The idea for the initiatives came to Wibisono several years ago while attending Mass at St. Vincent a Paulo Chapel in Surabaya, Indonesia’s second-largest city. “I couldn’t stop thinking about it. The inspiration came from God,” he said. In 1991, after contacting some friends who studied with him at university in Bandung, West Java, he formed the Friendship and Humanity Community in which he and his friends provided money to help children from poor families attend school. In 2006, when his parish church — St. Thomas the Apostle — in West Jakarta was preparing to mark its 50th anniversary and the archdiocese’s 200th anniversary celebrations, he was asked by parish officials to share some ideas. “I told them about the Ayo Sekolah program and they agreed to adopt it about eight months later,” he said. The idea was actually based on a community charity program, he added. When the parish finally launched the Ayo Sekolah school scheme in June 2007, money was provided for 60 impoverished children to attend schools. Two years later, the parish launched Ayo Kuliah university program, which initially only involved five teenagers. “Ayo Kuliah began after I met a disabled boy during a visit to poor families. He said he wanted to study at university after graduating from senior high school, but said that was unlikely because of a lack of money,” said the 52-year-old father of two. The schemes have since grown and spread across the archdiocese. Presently, 61 out of 66 parishes and two mission stations run ASAK programs. Two more parishes will soon launch them. Meanwhile, some parishes in Tanjungkarang Diocese in Lampung province and in Pontianak Archdiocese in West Kalimantan have begun introducing similar schemes. “It’s the work of the Holy Spirit. All I can do is to bow down and obey,” said Wibisono. Donations and fundraising activities

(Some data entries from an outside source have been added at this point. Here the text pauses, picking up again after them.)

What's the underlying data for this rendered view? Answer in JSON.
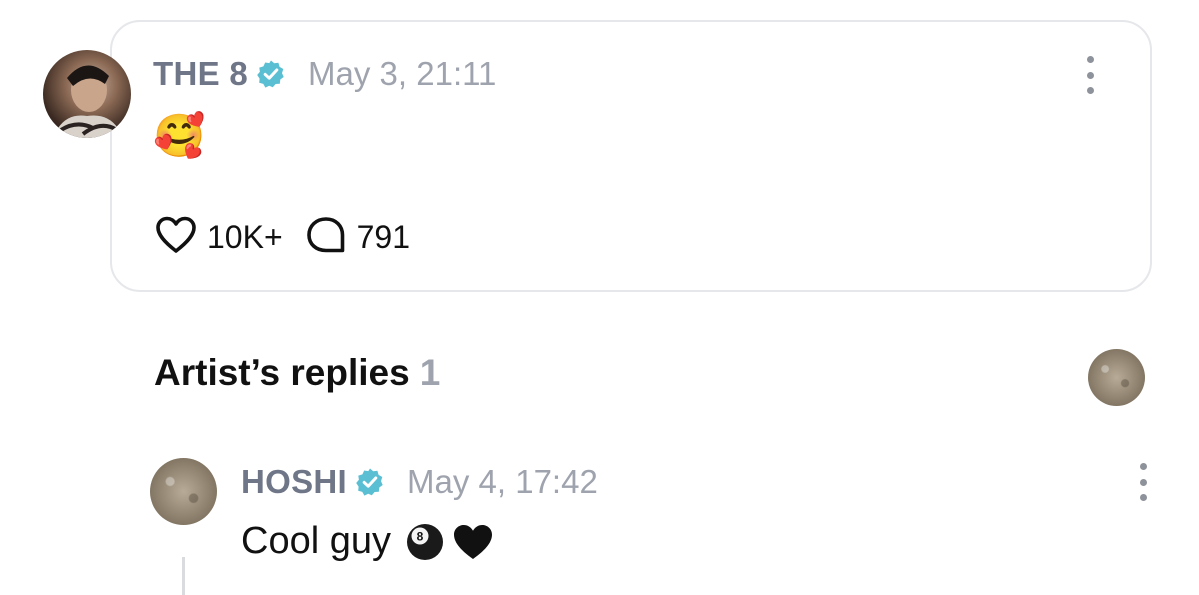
{
  "post": {
    "author": "THE 8",
    "timestamp": "May 3, 21:11",
    "content_emoji": "🥰",
    "likes_count": "10K+",
    "comments_count": "791"
  },
  "artist_replies": {
    "title": "Artist’s replies",
    "count": "1",
    "replies": [
      {
        "author": "HOSHI",
        "timestamp": "May 4, 17:42",
        "text": "Cool guy",
        "emojis": [
          "8-ball-icon",
          "black-heart-icon"
        ]
      }
    ]
  },
  "colors": {
    "name_gray": "#6e7687",
    "time_gray": "#9ea3ad",
    "verified_teal": "#5bbfd3",
    "card_border": "#e6e7ea"
  },
  "icons": {
    "verified": "verified-badge-icon",
    "like": "heart-outline-icon",
    "comment": "speech-bubble-icon",
    "more": "vertical-ellipsis-icon"
  }
}
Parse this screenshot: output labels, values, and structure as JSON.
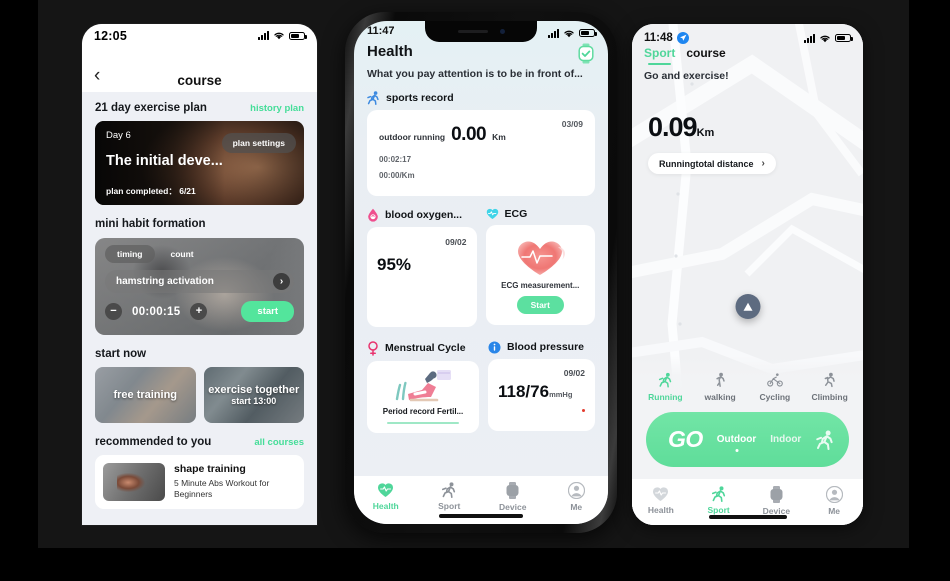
{
  "phone1": {
    "status": {
      "time": "12:05"
    },
    "nav": {
      "back_icon": "chevron-left-icon",
      "title": "course"
    },
    "sections": {
      "plan": {
        "title": "21 day exercise plan",
        "link": "history plan"
      },
      "habit": {
        "title": "mini habit formation"
      },
      "start_now": {
        "title": "start now"
      },
      "recommended": {
        "title": "recommended to you",
        "link": "all courses"
      }
    },
    "plan_card": {
      "day": "Day 6",
      "settings": "plan settings",
      "headline": "The initial deve...",
      "completed_label": "plan completed：",
      "completed_value": "6/21"
    },
    "habit_card": {
      "tab_timing": "timing",
      "tab_count": "count",
      "exercise": "hamstring activation",
      "chevron": "chevron-right-icon",
      "minus": "−",
      "plus": "+",
      "timer": "00:00:15",
      "start": "start"
    },
    "start_cards": [
      {
        "label": "free training",
        "sub": ""
      },
      {
        "label": "exercise together",
        "sub": "start  13:00"
      }
    ],
    "recommend_card": {
      "title": "shape training",
      "subtitle": "5 Minute Abs Workout for Beginners"
    }
  },
  "phone2": {
    "status": {
      "time": "11:47"
    },
    "app_title": "Health",
    "watch_icon": "smartwatch-icon",
    "slogan": "What you pay attention is to be in front of...",
    "groups": {
      "sports": {
        "icon": "running-icon",
        "title": "sports record"
      },
      "blood_oxygen": {
        "icon": "blood-drop-icon",
        "title": "blood oxygen..."
      },
      "ecg": {
        "icon": "ecg-heart-icon",
        "title": "ECG"
      },
      "menstrual": {
        "icon": "female-symbol-icon",
        "title": "Menstrual Cycle"
      },
      "blood_pressure": {
        "icon": "info-circle-icon",
        "title": "Blood pressure"
      }
    },
    "sports_card": {
      "date": "03/09",
      "label": "outdoor running",
      "value": "0.00",
      "unit": "Km",
      "duration": "00:02:17",
      "pace": "00:00/Km"
    },
    "oxygen_card": {
      "date": "09/02",
      "value": "95%"
    },
    "ecg_card": {
      "text": "ECG measurement...",
      "button": "Start"
    },
    "menstrual_card": {
      "text": "Period record Fertil..."
    },
    "bp_card": {
      "date": "09/02",
      "value": "118/76",
      "unit": "mmHg"
    },
    "tabs": [
      {
        "label": "Health",
        "icon": "heart-icon",
        "active": true
      },
      {
        "label": "Sport",
        "icon": "running-icon",
        "active": false
      },
      {
        "label": "Device",
        "icon": "watch-icon",
        "active": false
      },
      {
        "label": "Me",
        "icon": "user-icon",
        "active": false
      }
    ]
  },
  "phone3": {
    "status": {
      "time": "11:48",
      "location_icon": "location-arrow-icon"
    },
    "tabs": [
      {
        "label": "Sport",
        "active": true
      },
      {
        "label": "course",
        "active": false
      }
    ],
    "prompt": "Go and exercise!",
    "distance": {
      "value": "0.09",
      "unit": "Km"
    },
    "pill": {
      "label": "Runningtotal distance",
      "chevron": "chevron-right-icon"
    },
    "marker_icon": "navigation-arrow-icon",
    "modes": [
      {
        "label": "Running",
        "icon": "running-icon",
        "active": true
      },
      {
        "label": "walking",
        "icon": "walking-icon",
        "active": false
      },
      {
        "label": "Cycling",
        "icon": "cycling-icon",
        "active": false
      },
      {
        "label": "Climbing",
        "icon": "climbing-icon",
        "active": false
      }
    ],
    "go_button": {
      "text": "GO",
      "outdoor": "Outdoor",
      "indoor": "Indoor",
      "icon": "running-icon"
    },
    "tabbar": [
      {
        "label": "Health",
        "icon": "heart-icon",
        "active": false
      },
      {
        "label": "Sport",
        "icon": "running-icon",
        "active": true
      },
      {
        "label": "Device",
        "icon": "watch-icon",
        "active": false
      },
      {
        "label": "Me",
        "icon": "user-icon",
        "active": false
      }
    ]
  },
  "colors": {
    "accent_green": "#4fd69a",
    "button_green": "#5ce0a0",
    "blue": "#1e86f0",
    "pink": "#e8538f",
    "red": "#e33b2e"
  }
}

Once a parish launches the schemes, it’s usually responsible for financing them by relying on donations from its own parishioners. In some cases, a rich parish can assist others that are struggling because of a lack of donors. More than 3,500 Catholic donors regularly donate money to the programs, which spend billions of rupiah annually. “They are worthwhile causes. As a Catholic, and as long as I’m capable financially, I will donate,” said Ivo Aryanto from St. Bartholomew’s Parish in Bekasi, West Java. Programs are also supported by fundraising activities. Aryanto’s parish recently held a concert to raise money for the scheme, which was launched there in 2010. The donors’ generosity has brought hope to Endrawan’s mother, Veronika, who says she’s eternally grateful to the generous donors who have offered her son the chance of having a better future. “Without them my son wouldn’t have been able to further his studies.” For Archbishop Ignatius Suharyo Hardjoatmodjo of Jakarta, the ASAK programs — which now boast more than 2,500 alumni — have helped boost “a spirit of compassion” among Catholics. “I hope other parishes, which haven’t yet adopted this compassion through the ASAK programs, will do so soon," he said.